:: Description of the task ::
Print the data below verbatim, minus images.
+++ Exercise materials
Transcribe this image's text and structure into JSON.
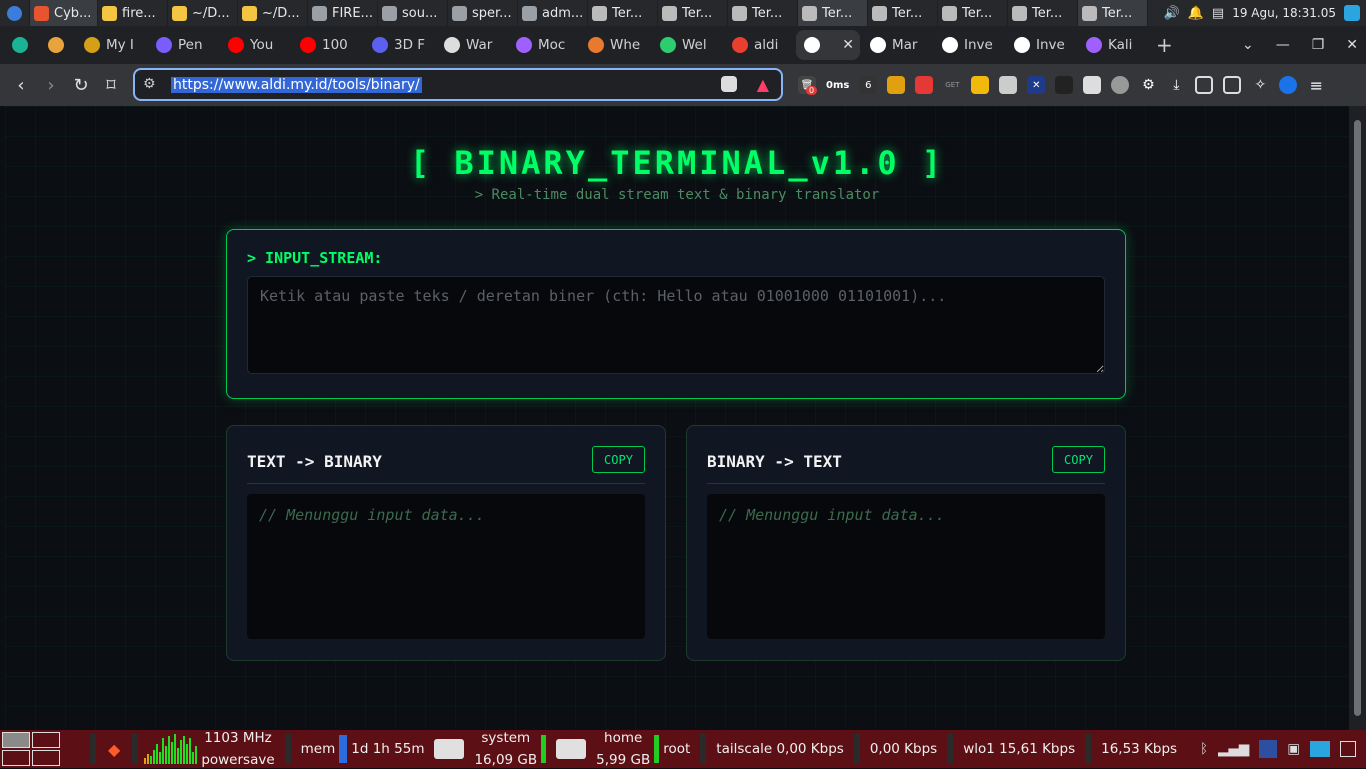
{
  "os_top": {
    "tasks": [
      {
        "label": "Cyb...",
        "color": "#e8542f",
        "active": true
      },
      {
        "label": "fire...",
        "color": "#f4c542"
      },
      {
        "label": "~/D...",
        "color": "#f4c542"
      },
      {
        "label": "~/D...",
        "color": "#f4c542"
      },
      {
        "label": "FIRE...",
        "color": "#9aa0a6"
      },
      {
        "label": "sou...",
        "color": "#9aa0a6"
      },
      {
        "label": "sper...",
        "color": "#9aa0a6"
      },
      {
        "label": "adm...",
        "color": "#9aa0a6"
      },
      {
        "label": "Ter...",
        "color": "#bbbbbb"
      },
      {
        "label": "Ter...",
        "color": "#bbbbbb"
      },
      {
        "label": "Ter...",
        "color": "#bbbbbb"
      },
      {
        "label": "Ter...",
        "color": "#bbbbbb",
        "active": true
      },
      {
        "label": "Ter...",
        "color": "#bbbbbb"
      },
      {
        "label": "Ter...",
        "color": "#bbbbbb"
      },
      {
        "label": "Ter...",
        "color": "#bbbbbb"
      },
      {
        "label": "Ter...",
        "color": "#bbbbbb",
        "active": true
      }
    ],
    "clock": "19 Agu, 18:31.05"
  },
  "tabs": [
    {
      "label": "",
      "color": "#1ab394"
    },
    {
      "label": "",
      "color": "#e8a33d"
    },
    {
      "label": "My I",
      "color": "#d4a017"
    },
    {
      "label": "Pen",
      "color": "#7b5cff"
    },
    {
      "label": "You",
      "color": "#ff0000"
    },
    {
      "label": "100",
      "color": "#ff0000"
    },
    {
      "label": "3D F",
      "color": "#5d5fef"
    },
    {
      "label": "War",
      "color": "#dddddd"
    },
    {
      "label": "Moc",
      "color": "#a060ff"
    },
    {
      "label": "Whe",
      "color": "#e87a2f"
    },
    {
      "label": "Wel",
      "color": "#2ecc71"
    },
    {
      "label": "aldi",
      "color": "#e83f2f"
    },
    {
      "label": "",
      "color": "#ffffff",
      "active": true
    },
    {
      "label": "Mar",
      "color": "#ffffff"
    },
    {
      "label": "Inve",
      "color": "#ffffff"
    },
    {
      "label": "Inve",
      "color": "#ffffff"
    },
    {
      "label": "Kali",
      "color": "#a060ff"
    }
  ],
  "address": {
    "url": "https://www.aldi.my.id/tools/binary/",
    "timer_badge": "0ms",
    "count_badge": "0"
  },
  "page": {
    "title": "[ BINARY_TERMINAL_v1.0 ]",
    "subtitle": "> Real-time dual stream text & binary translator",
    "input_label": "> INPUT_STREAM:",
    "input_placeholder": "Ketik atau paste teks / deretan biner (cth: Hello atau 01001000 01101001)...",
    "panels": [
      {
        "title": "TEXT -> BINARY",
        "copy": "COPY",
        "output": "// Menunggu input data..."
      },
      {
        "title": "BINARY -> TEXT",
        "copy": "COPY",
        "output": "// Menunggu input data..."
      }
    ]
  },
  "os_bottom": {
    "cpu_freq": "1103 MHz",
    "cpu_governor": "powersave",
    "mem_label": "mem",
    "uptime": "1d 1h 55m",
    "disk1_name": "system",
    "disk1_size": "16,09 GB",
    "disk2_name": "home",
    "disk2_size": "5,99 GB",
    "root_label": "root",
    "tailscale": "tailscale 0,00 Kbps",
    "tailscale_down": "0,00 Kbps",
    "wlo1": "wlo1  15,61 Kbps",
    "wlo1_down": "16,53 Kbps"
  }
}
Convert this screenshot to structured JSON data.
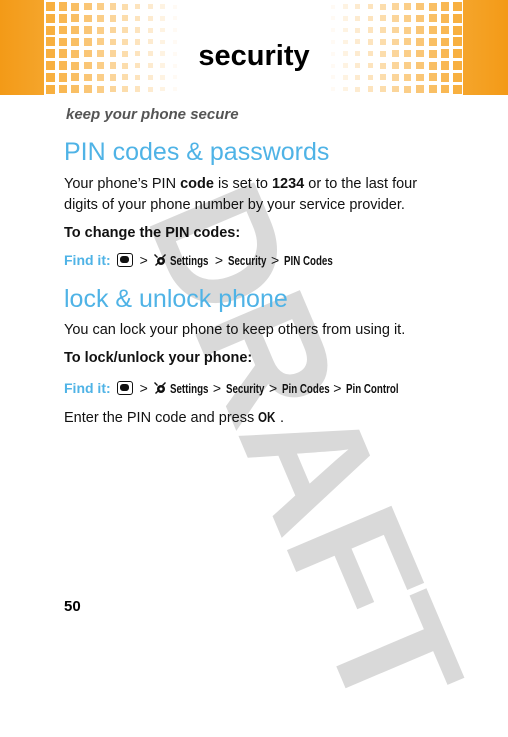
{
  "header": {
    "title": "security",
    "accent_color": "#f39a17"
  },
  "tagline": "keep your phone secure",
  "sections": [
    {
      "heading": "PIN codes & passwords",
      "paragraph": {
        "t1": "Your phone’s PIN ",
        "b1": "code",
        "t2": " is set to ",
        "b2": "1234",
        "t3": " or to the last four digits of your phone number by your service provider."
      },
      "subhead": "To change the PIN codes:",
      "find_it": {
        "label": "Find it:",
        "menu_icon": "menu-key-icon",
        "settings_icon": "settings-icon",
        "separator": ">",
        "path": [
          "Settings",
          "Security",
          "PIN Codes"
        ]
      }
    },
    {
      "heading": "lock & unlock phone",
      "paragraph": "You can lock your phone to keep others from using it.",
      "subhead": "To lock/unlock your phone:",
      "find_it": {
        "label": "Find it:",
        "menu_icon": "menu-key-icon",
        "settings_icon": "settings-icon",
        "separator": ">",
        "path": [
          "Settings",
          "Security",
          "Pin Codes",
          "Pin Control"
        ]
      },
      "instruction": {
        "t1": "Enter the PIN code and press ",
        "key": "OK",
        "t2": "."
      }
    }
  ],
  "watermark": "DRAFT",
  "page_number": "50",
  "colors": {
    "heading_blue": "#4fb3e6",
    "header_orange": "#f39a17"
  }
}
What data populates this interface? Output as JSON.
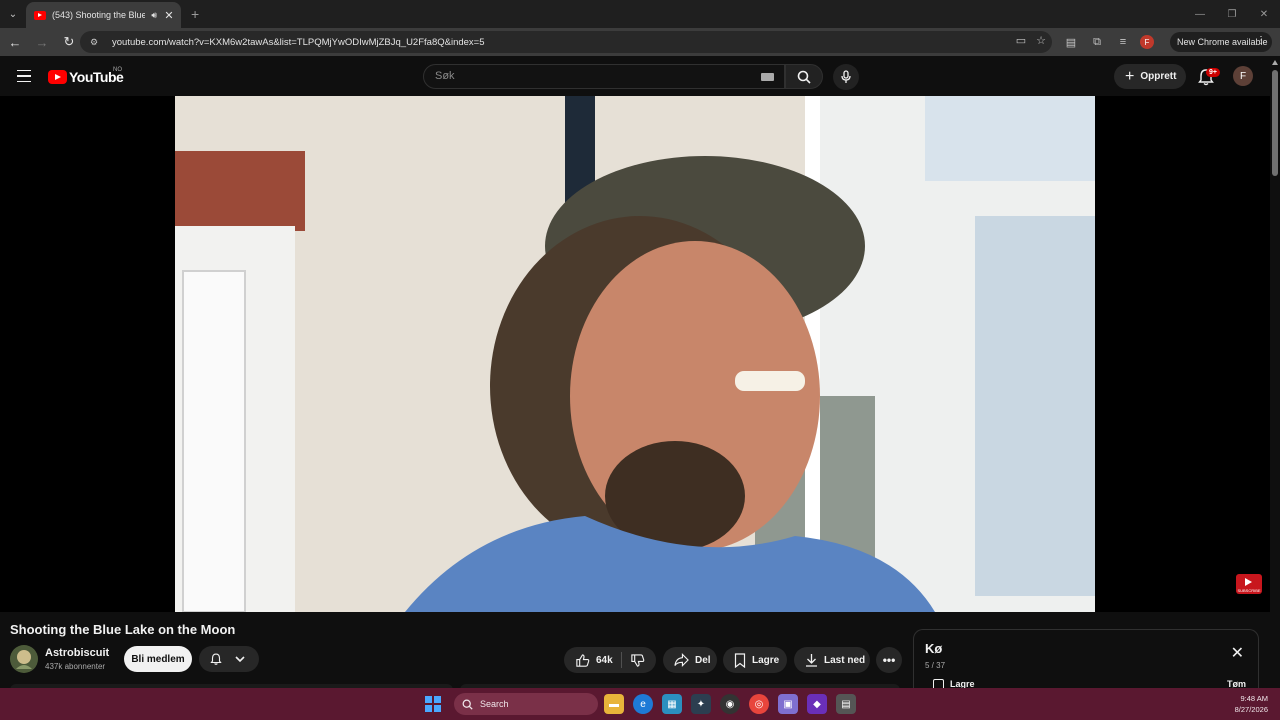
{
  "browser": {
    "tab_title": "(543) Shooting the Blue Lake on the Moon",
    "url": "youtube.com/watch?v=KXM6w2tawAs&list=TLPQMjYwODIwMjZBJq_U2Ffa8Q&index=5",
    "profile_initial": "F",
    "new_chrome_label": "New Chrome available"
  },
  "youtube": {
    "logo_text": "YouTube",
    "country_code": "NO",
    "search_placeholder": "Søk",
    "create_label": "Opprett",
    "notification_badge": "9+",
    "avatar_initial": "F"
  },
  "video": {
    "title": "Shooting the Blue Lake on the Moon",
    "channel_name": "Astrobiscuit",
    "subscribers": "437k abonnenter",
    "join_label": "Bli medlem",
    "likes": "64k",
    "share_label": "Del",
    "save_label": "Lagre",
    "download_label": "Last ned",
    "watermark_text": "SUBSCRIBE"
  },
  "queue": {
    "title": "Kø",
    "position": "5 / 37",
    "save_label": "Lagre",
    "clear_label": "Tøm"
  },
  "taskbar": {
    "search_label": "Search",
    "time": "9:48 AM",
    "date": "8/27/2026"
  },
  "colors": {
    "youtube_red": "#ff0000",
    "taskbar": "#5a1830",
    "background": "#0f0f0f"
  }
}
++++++
:: Result ::
Transcribe this image's text and structure into JSON.
{
  "os_top": {
    "tasks": [
      {
        "label": "Cyb...",
        "color": "#e8542f",
        "active": true
      },
      {
        "label": "fire...",
        "color": "#f4c542"
      },
      {
        "label": "~/D...",
        "color": "#f4c542"
      },
      {
        "label": "~/D...",
        "color": "#f4c542"
      },
      {
        "label": "FIRE...",
        "color": "#9aa0a6"
      },
      {
        "label": "sou...",
        "color": "#9aa0a6"
      },
      {
        "label": "sper...",
        "color": "#9aa0a6"
      },
      {
        "label": "adm...",
        "color": "#9aa0a6"
      },
      {
        "label": "Ter...",
        "color": "#bbbbbb"
      },
      {
        "label": "Ter...",
        "color": "#bbbbbb"
      },
      {
        "label": "Ter...",
        "color": "#bbbbbb"
      },
      {
        "label": "Ter...",
        "color": "#bbbbbb",
        "active": true
      },
      {
        "label": "Ter...",
        "color": "#bbbbbb"
      },
      {
        "label": "Ter...",
        "color": "#bbbbbb"
      },
      {
        "label": "Ter...",
        "color": "#bbbbbb"
      },
      {
        "label": "Ter...",
        "color": "#bbbbbb",
        "active": true
      }
    ],
    "clock": "19 Agu, 18:31.05"
  },
  "tabs": [
    {
      "label": "",
      "color": "#1ab394"
    },
    {
      "label": "",
      "color": "#e8a33d"
    },
    {
      "label": "My I",
      "color": "#d4a017"
    },
    {
      "label": "Pen",
      "color": "#7b5cff"
    },
    {
      "label": "You",
      "color": "#ff0000"
    },
    {
      "label": "100",
      "color": "#ff0000"
    },
    {
      "label": "3D F",
      "color": "#5d5fef"
    },
    {
      "label": "War",
      "color": "#dddddd"
    },
    {
      "label": "Moc",
      "color": "#a060ff"
    },
    {
      "label": "Whe",
      "color": "#e87a2f"
    },
    {
      "label": "Wel",
      "color": "#2ecc71"
    },
    {
      "label": "aldi",
      "color": "#e83f2f"
    },
    {
      "label": "",
      "color": "#ffffff",
      "active": true
    },
    {
      "label": "Mar",
      "color": "#ffffff"
    },
    {
      "label": "Inve",
      "color": "#ffffff"
    },
    {
      "label": "Inve",
      "color": "#ffffff"
    },
    {
      "label": "Kali",
      "color": "#a060ff"
    }
  ],
  "address": {
    "url": "https://www.aldi.my.id/tools/binary/",
    "timer_badge": "0ms",
    "count_badge": "0"
  },
  "page": {
    "title": "[ BINARY_TERMINAL_v1.0 ]",
    "subtitle": "> Real-time dual stream text & binary translator",
    "input_label": "> INPUT_STREAM:",
    "input_placeholder": "Ketik atau paste teks / deretan biner (cth: Hello atau 01001000 01101001)...",
    "panels": [
      {
        "title": "TEXT -> BINARY",
        "copy": "COPY",
        "output": "// Menunggu input data..."
      },
      {
        "title": "BINARY -> TEXT",
        "copy": "COPY",
        "output": "// Menunggu input data..."
      }
    ]
  },
  "os_bottom": {
    "cpu_freq": "1103 MHz",
    "cpu_governor": "powersave",
    "mem_label": "mem",
    "uptime": "1d 1h 55m",
    "disk1_name": "system",
    "disk1_size": "16,09 GB",
    "disk2_name": "home",
    "disk2_size": "5,99 GB",
    "root_label": "root",
    "tailscale": "tailscale 0,00 Kbps",
    "tailscale_down": "0,00 Kbps",
    "wlo1": "wlo1  15,61 Kbps",
    "wlo1_down": "16,53 Kbps"
  }
}
Convert this screenshot to structured JSON data.
{
  "header": {
    "title": "security",
    "accent_color": "#f39a17"
  },
  "tagline": "keep your phone secure",
  "sections": [
    {
      "heading": "PIN codes & passwords",
      "paragraph": {
        "t1": "Your phone’s PIN ",
        "b1": "code",
        "t2": " is set to ",
        "b2": "1234",
        "t3": " or to the last four digits of your phone number by your service provider."
      },
      "subhead": "To change the PIN codes:",
      "find_it": {
        "label": "Find it:",
        "menu_icon": "menu-key-icon",
        "settings_icon": "settings-icon",
        "separator": ">",
        "path": [
          "Settings",
          "Security",
          "PIN Codes"
        ]
      }
    },
    {
      "heading": "lock & unlock phone",
      "paragraph": "You can lock your phone to keep others from using it.",
      "subhead": "To lock/unlock your phone:",
      "find_it": {
        "label": "Find it:",
        "menu_icon": "menu-key-icon",
        "settings_icon": "settings-icon",
        "separator": ">",
        "path": [
          "Settings",
          "Security",
          "Pin Codes",
          "Pin Control"
        ]
      },
      "instruction": {
        "t1": "Enter the PIN code and press ",
        "key": "OK",
        "t2": "."
      }
    }
  ],
  "watermark": "DRAFT",
  "page_number": "50",
  "colors": {
    "heading_blue": "#4fb3e6",
    "header_orange": "#f39a17"
  }
}
What data populates this interface? Output as JSON.
{
  "browser": {
    "tab_title": "(543) Shooting the Blue Lake on the Moon",
    "url": "youtube.com/watch?v=KXM6w2tawAs&list=TLPQMjYwODIwMjZBJq_U2Ffa8Q&index=5",
    "profile_initial": "F",
    "new_chrome_label": "New Chrome available"
  },
  "youtube": {
    "logo_text": "YouTube",
    "country_code": "NO",
    "search_placeholder": "Søk",
    "create_label": "Opprett",
    "notification_badge": "9+",
    "avatar_initial": "F"
  },
  "video": {
    "title": "Shooting the Blue Lake on the Moon",
    "channel_name": "Astrobiscuit",
    "subscribers": "437k abonnenter",
    "join_label": "Bli medlem",
    "likes": "64k",
    "share_label": "Del",
    "save_label": "Lagre",
    "download_label": "Last ned",
    "watermark_text": "SUBSCRIBE"
  },
  "queue": {
    "title": "Kø",
    "position": "5 / 37",
    "save_label": "Lagre",
    "clear_label": "Tøm"
  },
  "taskbar": {
    "search_label": "Search",
    "time": "9:48 AM",
    "date": "8/27/2026"
  },
  "colors": {
    "youtube_red": "#ff0000",
    "taskbar": "#5a1830",
    "background": "#0f0f0f"
  }
}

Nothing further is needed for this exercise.